EXCERPTED DATA
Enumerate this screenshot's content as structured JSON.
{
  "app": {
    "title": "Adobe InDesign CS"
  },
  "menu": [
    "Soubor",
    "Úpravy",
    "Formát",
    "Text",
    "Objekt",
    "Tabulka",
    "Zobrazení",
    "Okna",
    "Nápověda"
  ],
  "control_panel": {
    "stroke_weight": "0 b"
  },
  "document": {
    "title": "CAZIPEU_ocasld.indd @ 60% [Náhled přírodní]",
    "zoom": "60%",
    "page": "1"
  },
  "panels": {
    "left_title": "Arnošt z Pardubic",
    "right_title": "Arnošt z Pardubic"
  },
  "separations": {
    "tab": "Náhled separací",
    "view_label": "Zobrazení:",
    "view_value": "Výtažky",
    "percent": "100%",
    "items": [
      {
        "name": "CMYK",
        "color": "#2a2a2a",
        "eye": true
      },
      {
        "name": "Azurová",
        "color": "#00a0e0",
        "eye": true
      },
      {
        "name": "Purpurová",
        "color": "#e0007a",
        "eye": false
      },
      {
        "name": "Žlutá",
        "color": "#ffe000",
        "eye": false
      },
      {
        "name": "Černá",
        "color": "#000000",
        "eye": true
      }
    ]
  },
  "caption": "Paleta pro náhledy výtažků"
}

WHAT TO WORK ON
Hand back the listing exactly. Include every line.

WRITTEN RESPONSE
Enumerate this screenshot's content as structured JSON.
{
  "app": {
    "title": "Adobe InDesign CS"
  },
  "menu": [
    "Soubor",
    "Úpravy",
    "Formát",
    "Text",
    "Objekt",
    "Tabulka",
    "Zobrazení",
    "Okna",
    "Nápověda"
  ],
  "control_panel": {
    "stroke_weight": "0 b"
  },
  "document": {
    "title": "CAZIPEU_ocasld.indd @ 60% [Náhled přírodní]",
    "zoom": "60%",
    "page": "1"
  },
  "panels": {
    "left_title": "Arnošt z Pardubic",
    "right_title": "Arnošt z Pardubic"
  },
  "separations": {
    "tab": "Náhled separací",
    "view_label": "Zobrazení:",
    "view_value": "Výtažky",
    "percent": "100%",
    "items": [
      {
        "name": "CMYK",
        "color": "#2a2a2a",
        "eye": true
      },
      {
        "name": "Azurová",
        "color": "#00a0e0",
        "eye": true
      },
      {
        "name": "Purpurová",
        "color": "#e0007a",
        "eye": false
      },
      {
        "name": "Žlutá",
        "color": "#ffe000",
        "eye": false
      },
      {
        "name": "Černá",
        "color": "#000000",
        "eye": true
      }
    ]
  },
  "caption": "Paleta pro náhledy výtažků"
}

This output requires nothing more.